Dear Mr. Musk,
I had my official Fisher Space Pen in one hand and an open package of vanilla freeze-dried ice cream in the other as Neil Armstrong took "one small step for [a] man, one giant leap for mankind." My whole family had gathered around the TV set to watch a man walk on the moon. I was filled with emotions that, even now, I find hard to describe. I was proud, inspired, excited, scared, impressed, and … a little jealous. "Dad, do you think regular people will ever be able to go to the moon?" He gave me a very hopeful look and answered, "One day."
Back then, my friends and I had science fiction–based goals. There were remarkable stories written by brilliant and imaginative authors like Isaac Asimov, Arthur C. Clarke, Ray Bradbury and Frank Herbert. Those stories created worlds for us that seemed like they might be within reach. And to a bunch of kids coming of age in the late '60s, Gene Roddenberry's vision of a Federation of Planets with the Vulcan creed "IDIC" (Infinite Diversity in Infinite Combinations) felt like a vision and words to live by.
It was not a more innocent time. America was harshly divided. We had lost JFK, RFK and Dr. Martin Luther King, Jr. to assassins' bullets. And between civil rights clashes and the Vietnam War, things were anything but simple. But at that moment, just before 11pm on July 20, 1969, everyone was hopeful. We were not human beings; we were earthlings—and one of us was standing on the moon.
In the 48 years and some 7-odd months since that day, we've seen the Space Shuttle, the ISS, the Hubble, some fantastic NASA missions, the internet and many manmade wonders come to be, but nothing has filled me with more pure hope for the future than seeing the success of the Falcon Heavy mission.
From liftoff to the synchronous booster landing, the "rocket" part of the mission demonstrated that space is now available to people (as opposed to countries). Thank you. I had been waiting for this moment since I was a kid.
But I also need to thank you for, to use your words, the "silliest thing we can imagine." For reasons I cannot explain, I have been smiling since "Starman" reached space. "Don't Panic" on the center console, a copy of "The Hitchhiker's Guide to the Galaxy" and the completely ridiculous inclusion of a towel made this mission, my mission!
Somewhere Douglas Adams is smiling too, and this May 25th those of us carrying towels will know that somewhere, out there, Starman is with us.
Of course, what I really want to thank you for is your vision of the future. It does not matter to me whether Space X or Tesla or the Boring Company is successful. What matters to me is that through your eyes, I, we, all of us, get to see a goal-based version of the future where we colonize the moon, use it as a base to ultimately reach and colonize Mars, and then, one day, figure out how to explore interstellar space. To me, the success of the Falcon Heavy mission makes all of this seem possible.

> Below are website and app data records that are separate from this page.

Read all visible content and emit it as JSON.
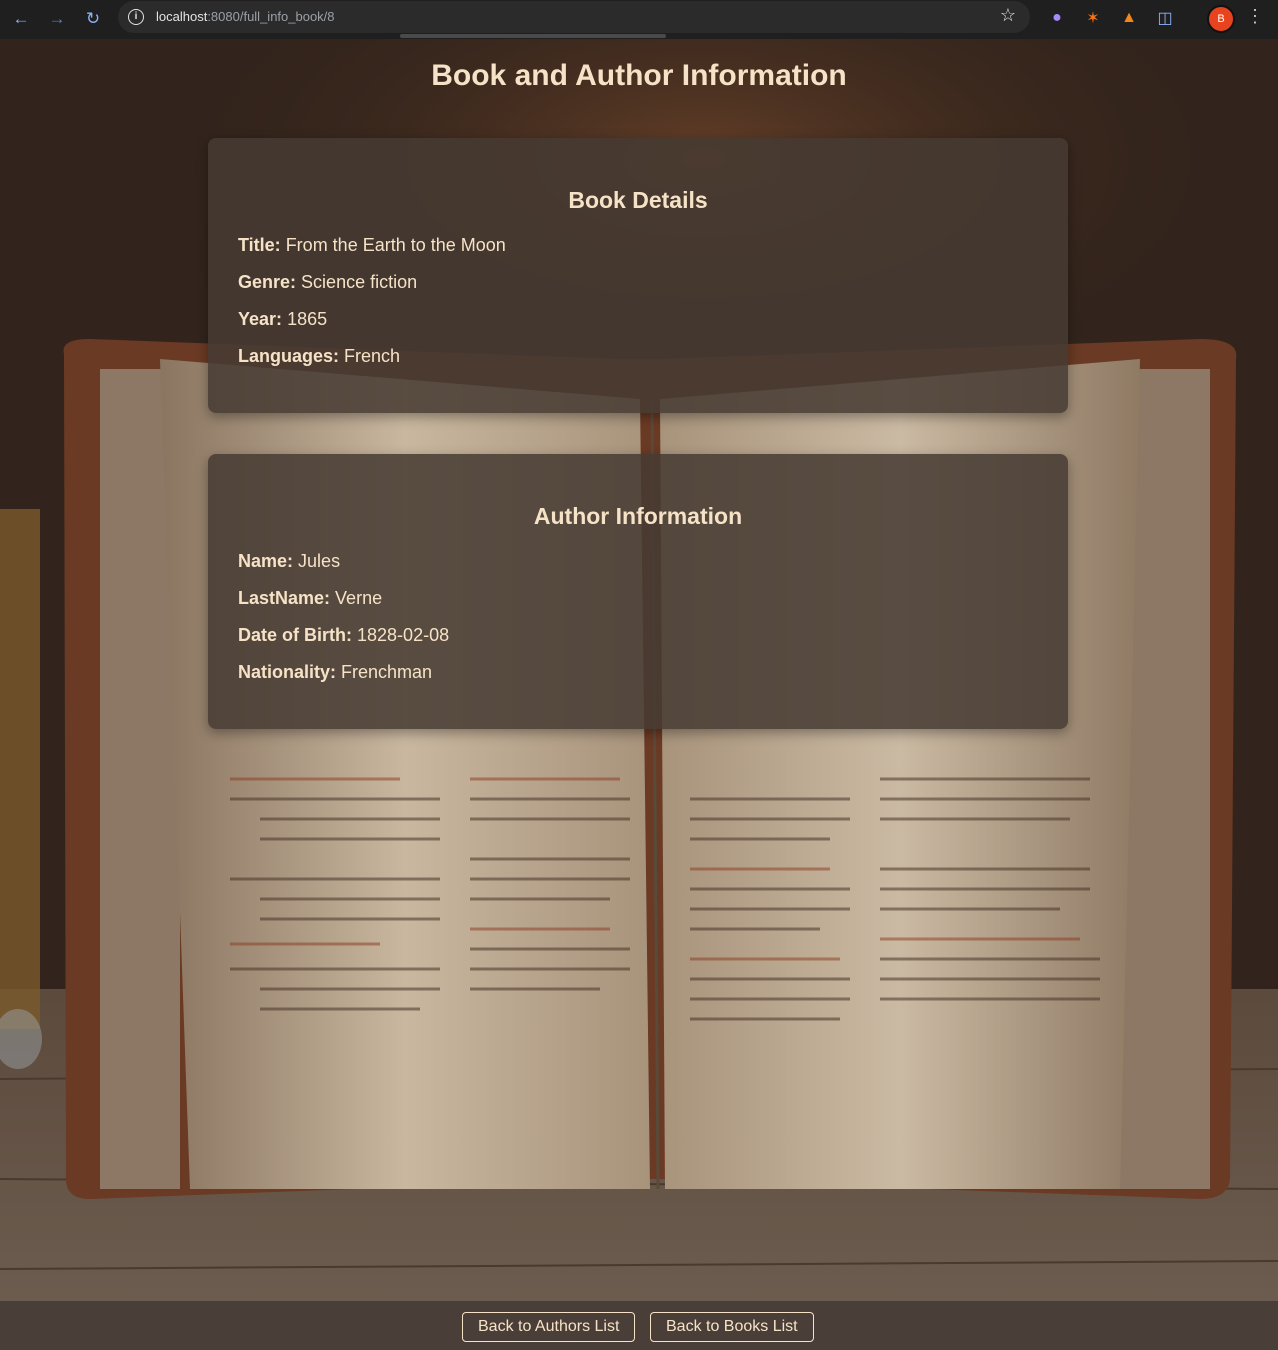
{
  "browser": {
    "url_host": "localhost",
    "url_path": ":8080/full_info_book/8",
    "profile_initial": "B"
  },
  "page": {
    "title": "Book and Author Information"
  },
  "book": {
    "heading": "Book Details",
    "title_label": "Title:",
    "title_value": "From the Earth to the Moon",
    "genre_label": "Genre:",
    "genre_value": "Science fiction",
    "year_label": "Year:",
    "year_value": "1865",
    "languages_label": "Languages:",
    "languages_value": "French"
  },
  "author": {
    "heading": "Author Information",
    "name_label": "Name:",
    "name_value": "Jules",
    "lastname_label": "LastName:",
    "lastname_value": "Verne",
    "dob_label": "Date of Birth:",
    "dob_value": "1828-02-08",
    "nationality_label": "Nationality:",
    "nationality_value": "Frenchman"
  },
  "footer": {
    "authors_button": "Back to Authors List",
    "books_button": "Back to Books List"
  },
  "icons": {
    "back": "back-arrow-icon",
    "forward": "forward-arrow-icon",
    "reload": "reload-icon",
    "bookmark": "star-icon"
  }
}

I don't know if you've ever had your own official Fisher Space Pen, or if you and your friends ever made cardboard space capsules, drank Tang, and munched on freeze-dried ice cream while pretending to be astronauts. But from all of us who did: Thank you.
Author's note: This is not a sponsored post. I am the author of this article and it expresses my own opinions. I am not, nor is my company, receiving compensation for it.